Dataset rows describing interfaces:
↓

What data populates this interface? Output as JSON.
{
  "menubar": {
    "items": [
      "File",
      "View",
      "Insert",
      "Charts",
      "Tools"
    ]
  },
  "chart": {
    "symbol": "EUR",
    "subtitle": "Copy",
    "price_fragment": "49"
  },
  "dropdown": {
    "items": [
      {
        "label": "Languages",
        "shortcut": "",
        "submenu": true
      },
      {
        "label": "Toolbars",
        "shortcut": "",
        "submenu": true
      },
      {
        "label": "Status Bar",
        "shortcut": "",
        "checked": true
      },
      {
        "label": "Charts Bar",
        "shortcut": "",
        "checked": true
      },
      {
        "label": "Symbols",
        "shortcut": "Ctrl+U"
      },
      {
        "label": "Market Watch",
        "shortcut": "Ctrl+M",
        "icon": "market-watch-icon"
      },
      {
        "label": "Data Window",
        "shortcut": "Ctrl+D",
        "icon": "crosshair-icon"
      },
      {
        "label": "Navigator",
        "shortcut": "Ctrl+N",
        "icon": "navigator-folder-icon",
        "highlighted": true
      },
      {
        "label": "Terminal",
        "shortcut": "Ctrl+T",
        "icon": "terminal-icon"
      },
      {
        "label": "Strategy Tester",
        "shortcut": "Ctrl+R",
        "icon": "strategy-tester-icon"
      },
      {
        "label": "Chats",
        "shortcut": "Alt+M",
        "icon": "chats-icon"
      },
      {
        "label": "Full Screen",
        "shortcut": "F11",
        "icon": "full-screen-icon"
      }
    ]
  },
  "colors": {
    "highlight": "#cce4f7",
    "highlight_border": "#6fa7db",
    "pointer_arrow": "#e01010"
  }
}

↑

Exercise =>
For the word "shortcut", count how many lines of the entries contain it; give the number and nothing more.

Task output =>
12